A favourite quote and a way by which to approach life.

Today is the tomorrow that you worried about yesterday.

Wednesday, 21 January 2009

Set free

I don't know how to follow on from the news of Emma's death and my last post. Although death is the end of a life - and Emma's was a special life - it can't mean the end of the life of everyone who knew the person who has died. On the other hand, we are halted in our tracks by the suddenness of the event and the sadness of the loss. We are left with a hole in our lives that will never be filled by anyone else, because it's a hole that is specifically shaped - in this case it is Emma-shaped.

I was woken this morning by my carer at the door. A comes once a week and does a marvellous job making my life that little bit easier. Mornings aren't my best time lung-wise, and quite often I'll go back to bed for a while after I've let A in. She gets on with what she can and she brings me a cup of tea or coffee in bed, which is just lovely and such a rarity when you live on your own.

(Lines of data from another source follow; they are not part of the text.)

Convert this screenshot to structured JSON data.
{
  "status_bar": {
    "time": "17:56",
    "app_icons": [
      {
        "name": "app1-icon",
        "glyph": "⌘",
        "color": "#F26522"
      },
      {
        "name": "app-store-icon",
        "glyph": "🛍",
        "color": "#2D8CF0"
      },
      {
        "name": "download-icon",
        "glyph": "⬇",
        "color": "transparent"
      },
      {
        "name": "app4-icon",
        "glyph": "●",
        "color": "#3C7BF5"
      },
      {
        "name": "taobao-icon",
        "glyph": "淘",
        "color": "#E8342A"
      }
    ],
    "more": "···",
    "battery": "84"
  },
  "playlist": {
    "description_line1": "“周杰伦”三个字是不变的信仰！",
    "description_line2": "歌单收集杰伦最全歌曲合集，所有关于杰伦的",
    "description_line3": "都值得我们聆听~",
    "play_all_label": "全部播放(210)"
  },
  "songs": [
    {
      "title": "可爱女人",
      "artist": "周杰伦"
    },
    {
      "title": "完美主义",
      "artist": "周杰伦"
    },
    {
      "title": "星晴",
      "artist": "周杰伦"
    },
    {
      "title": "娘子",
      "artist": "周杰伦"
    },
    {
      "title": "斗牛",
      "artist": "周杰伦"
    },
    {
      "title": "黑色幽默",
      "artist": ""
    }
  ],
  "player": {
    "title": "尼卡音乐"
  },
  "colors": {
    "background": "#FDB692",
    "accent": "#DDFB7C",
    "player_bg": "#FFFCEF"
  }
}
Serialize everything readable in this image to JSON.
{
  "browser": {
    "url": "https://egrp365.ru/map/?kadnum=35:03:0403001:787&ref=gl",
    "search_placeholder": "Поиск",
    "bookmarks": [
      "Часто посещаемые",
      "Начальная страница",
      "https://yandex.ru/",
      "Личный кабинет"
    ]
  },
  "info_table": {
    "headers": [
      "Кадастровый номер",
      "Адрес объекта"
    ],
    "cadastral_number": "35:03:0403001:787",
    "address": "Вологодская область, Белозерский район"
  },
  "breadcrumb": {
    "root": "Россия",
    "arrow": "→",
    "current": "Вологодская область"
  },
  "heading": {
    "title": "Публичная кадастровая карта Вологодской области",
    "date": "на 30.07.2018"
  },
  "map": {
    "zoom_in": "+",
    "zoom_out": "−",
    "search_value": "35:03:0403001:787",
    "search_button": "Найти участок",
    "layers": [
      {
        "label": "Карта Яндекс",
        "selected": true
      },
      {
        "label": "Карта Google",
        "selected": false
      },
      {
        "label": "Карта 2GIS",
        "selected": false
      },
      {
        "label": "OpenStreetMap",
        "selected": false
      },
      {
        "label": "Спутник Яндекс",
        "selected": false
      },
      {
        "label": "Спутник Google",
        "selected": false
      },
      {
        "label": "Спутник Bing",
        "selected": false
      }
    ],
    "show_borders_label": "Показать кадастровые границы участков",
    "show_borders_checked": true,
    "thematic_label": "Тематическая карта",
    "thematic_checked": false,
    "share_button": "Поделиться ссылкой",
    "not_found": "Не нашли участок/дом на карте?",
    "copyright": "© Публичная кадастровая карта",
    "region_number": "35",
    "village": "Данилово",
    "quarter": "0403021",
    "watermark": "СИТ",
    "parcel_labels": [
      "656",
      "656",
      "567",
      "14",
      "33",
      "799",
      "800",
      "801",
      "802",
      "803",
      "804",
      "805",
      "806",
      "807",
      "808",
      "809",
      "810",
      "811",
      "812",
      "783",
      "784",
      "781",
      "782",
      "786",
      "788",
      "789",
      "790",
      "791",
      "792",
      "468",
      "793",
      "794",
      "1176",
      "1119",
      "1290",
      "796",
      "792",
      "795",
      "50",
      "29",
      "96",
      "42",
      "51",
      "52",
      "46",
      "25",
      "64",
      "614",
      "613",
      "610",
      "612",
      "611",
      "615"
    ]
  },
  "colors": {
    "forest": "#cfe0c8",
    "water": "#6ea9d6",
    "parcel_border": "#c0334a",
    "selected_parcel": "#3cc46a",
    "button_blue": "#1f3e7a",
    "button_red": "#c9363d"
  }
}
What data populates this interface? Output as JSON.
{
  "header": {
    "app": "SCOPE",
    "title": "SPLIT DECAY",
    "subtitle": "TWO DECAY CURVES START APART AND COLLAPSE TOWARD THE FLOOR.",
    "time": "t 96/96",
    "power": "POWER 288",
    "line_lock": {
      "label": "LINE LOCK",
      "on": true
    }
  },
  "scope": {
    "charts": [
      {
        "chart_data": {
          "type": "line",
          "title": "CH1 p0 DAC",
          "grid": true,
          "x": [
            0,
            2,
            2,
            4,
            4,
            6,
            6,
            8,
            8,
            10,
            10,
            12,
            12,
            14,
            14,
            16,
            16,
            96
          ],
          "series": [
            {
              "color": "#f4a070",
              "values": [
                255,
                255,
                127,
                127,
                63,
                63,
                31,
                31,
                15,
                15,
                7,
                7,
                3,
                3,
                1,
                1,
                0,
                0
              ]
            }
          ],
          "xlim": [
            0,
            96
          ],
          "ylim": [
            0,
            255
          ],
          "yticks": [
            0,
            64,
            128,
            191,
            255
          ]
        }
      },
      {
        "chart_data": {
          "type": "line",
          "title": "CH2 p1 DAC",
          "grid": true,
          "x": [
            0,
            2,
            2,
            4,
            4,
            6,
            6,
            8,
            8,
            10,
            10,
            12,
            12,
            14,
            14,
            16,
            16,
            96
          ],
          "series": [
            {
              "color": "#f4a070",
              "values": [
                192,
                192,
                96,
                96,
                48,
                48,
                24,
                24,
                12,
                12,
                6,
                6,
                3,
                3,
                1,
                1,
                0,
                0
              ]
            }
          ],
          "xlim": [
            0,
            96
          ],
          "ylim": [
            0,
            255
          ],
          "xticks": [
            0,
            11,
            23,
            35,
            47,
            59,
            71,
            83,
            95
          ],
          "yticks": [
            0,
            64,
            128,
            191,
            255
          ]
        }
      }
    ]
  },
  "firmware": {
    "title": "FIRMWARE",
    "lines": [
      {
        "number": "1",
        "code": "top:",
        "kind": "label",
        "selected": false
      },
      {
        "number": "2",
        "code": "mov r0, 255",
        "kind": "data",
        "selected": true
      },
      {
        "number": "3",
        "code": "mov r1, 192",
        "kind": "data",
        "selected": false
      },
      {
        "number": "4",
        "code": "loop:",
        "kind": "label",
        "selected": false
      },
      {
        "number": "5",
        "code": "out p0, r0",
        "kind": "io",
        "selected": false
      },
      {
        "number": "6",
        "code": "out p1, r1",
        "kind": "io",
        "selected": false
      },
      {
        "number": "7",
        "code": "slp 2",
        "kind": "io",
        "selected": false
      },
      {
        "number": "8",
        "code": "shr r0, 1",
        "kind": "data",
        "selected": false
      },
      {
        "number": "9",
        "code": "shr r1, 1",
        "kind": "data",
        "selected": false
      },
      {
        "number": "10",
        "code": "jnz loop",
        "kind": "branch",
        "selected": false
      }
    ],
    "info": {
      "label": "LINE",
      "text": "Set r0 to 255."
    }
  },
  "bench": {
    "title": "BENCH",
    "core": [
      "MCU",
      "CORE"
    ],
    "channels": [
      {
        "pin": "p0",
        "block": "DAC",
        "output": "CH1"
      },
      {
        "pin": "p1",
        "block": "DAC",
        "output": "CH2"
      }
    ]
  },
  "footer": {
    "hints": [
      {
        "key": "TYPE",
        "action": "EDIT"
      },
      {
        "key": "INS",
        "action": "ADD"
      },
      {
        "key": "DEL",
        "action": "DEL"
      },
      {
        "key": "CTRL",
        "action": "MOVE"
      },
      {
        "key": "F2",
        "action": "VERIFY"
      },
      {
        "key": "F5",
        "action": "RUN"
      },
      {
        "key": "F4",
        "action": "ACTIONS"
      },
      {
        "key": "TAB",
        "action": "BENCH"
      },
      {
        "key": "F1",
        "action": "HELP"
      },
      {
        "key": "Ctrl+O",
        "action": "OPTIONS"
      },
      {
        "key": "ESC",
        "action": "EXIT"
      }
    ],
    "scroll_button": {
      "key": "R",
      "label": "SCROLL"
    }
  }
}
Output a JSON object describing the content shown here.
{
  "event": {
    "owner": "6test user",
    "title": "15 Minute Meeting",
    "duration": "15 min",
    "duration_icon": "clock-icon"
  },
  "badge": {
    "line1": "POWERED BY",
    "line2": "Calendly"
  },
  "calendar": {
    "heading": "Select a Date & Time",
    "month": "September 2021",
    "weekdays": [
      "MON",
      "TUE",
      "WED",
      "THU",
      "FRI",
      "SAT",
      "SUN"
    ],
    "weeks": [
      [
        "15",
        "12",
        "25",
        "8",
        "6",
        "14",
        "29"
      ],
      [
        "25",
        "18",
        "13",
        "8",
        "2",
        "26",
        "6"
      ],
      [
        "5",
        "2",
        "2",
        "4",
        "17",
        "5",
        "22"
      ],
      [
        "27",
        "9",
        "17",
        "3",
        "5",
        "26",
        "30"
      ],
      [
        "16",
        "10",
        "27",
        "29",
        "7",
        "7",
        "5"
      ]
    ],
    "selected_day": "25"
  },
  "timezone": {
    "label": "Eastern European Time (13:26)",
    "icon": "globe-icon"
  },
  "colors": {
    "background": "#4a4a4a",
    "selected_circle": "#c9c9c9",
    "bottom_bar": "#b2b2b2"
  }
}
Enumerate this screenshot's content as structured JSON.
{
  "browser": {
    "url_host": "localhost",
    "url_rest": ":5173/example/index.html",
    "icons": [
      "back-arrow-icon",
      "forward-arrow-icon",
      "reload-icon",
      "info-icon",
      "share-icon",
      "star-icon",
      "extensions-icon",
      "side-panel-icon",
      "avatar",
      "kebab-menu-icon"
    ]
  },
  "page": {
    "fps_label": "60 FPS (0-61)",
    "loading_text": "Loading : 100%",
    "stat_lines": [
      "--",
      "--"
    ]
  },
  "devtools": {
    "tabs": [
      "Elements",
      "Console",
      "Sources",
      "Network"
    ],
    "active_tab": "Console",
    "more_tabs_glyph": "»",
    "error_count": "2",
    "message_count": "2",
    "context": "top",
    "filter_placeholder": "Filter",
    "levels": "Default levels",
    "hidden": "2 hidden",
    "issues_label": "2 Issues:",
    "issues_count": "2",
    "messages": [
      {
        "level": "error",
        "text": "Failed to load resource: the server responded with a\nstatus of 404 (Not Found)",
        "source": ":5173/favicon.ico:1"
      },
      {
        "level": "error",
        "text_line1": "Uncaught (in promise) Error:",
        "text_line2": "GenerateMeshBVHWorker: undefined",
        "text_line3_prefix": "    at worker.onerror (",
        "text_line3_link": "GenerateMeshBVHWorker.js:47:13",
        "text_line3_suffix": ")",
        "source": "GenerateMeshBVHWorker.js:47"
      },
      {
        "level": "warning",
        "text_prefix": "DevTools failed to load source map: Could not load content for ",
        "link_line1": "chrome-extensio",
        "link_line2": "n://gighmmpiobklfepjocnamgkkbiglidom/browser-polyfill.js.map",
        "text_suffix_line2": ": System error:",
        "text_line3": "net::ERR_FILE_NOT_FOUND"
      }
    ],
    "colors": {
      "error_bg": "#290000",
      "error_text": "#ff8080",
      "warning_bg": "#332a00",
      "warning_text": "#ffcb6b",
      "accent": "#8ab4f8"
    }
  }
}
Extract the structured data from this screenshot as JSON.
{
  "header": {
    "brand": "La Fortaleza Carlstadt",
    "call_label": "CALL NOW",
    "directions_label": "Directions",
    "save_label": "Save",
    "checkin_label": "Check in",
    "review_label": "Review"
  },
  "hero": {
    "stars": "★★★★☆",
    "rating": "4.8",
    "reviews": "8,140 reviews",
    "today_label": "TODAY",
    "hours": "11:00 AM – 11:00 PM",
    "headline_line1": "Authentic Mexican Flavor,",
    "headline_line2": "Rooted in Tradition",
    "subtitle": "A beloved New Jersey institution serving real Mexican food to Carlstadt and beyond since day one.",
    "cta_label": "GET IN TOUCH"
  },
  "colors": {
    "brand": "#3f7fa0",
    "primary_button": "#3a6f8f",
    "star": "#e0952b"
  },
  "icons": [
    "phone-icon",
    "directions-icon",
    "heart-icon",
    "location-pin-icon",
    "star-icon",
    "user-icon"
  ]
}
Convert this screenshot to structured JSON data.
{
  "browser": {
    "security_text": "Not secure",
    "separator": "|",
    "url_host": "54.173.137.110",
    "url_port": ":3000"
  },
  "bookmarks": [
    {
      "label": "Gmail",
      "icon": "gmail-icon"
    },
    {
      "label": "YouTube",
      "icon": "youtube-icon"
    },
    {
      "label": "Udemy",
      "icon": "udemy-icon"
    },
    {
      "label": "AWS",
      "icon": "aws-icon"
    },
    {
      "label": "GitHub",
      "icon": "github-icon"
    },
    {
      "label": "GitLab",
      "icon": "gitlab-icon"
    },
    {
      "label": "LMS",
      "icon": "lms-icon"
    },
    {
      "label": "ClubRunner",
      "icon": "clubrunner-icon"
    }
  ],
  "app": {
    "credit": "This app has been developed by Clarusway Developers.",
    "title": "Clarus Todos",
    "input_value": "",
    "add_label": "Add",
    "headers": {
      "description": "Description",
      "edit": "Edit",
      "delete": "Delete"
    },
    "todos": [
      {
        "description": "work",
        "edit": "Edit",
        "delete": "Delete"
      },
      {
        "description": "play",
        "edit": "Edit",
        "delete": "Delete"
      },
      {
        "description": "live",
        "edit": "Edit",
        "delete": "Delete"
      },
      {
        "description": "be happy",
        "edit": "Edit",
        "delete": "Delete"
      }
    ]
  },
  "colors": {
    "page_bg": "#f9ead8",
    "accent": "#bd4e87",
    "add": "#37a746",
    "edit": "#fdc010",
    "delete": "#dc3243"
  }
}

This morning I went back to bed, got my lungs working and then went back to sleep instead of getting up. I didn't want to face the day, and actually was completely exhausted too from a very unsettled night. An hour or so later A came in with another cuppa and quietly asked if I was okay. I told her about Emma. Of course A didn't know Emma, but she was saddenned all the same, because that's the kind of caring and sensitive person A is. I got up. A changed the sheets on my bed while I cuddled the cat in the living room, and then she sent me back to bed. I was exhausted, but then last night was an emotion-filled one with little sleep. I made up for it after A left and slept into the afternoon, but this has meant that my day has felt somewhat upside down, and I know that I can't let it be the beginning of a pattern, but today it's okay.

One thing Emma would hate would be for everyone to stop their lives. She was all for living and making the most of things, so I must remember her whilst embracing life, rather than let it slip by in a haze of sadness. Yes, I will mourn her. Yes, I will think of her often and contemplate the ways in which she's touched my life and the lives of many around the world, but I have to keep living, we have to keep living. It was Emma's wish that we should live without regret, and I know that if I stop trying to live by the mantra of 'today is the tomorrow that you worried about yesterday,' and my tag-line, 'I tried depression and it didn't make me any happier,' then the rest of my life will be full of regret - regret that I stopped remembering to live when I was alive.

I'm not feeling very articulate tonight. Perhaps instead of writing any more I will leave you with a photo that I took at the Farne Islands last summer. It's an Arctic Tern.

Go on Emma, you're flying freely now.


rattles said...

hiya becky

thanks for reading its good to have feedback isn't it?! im thinking kilamanjaro is an ambitious target for me too if im honest but still least i have that and trying to get back to work to aim for!

why not aim for a gentle strole round a trail in the countryside or peak district. im going in small steps so this will be my first goal for a few months time.

take care and speak soon

B said...

Beautiful, Becky. Both the post and the picture.

You may be feeling inarticulate, but your writing is still beautiful.

Lisa Paul said...

It's taken me over a week to come to terms with Emma's death and write a post on it. Just put it up now.


I hope she's got Wi-Fi in Heaven and is enjoying it.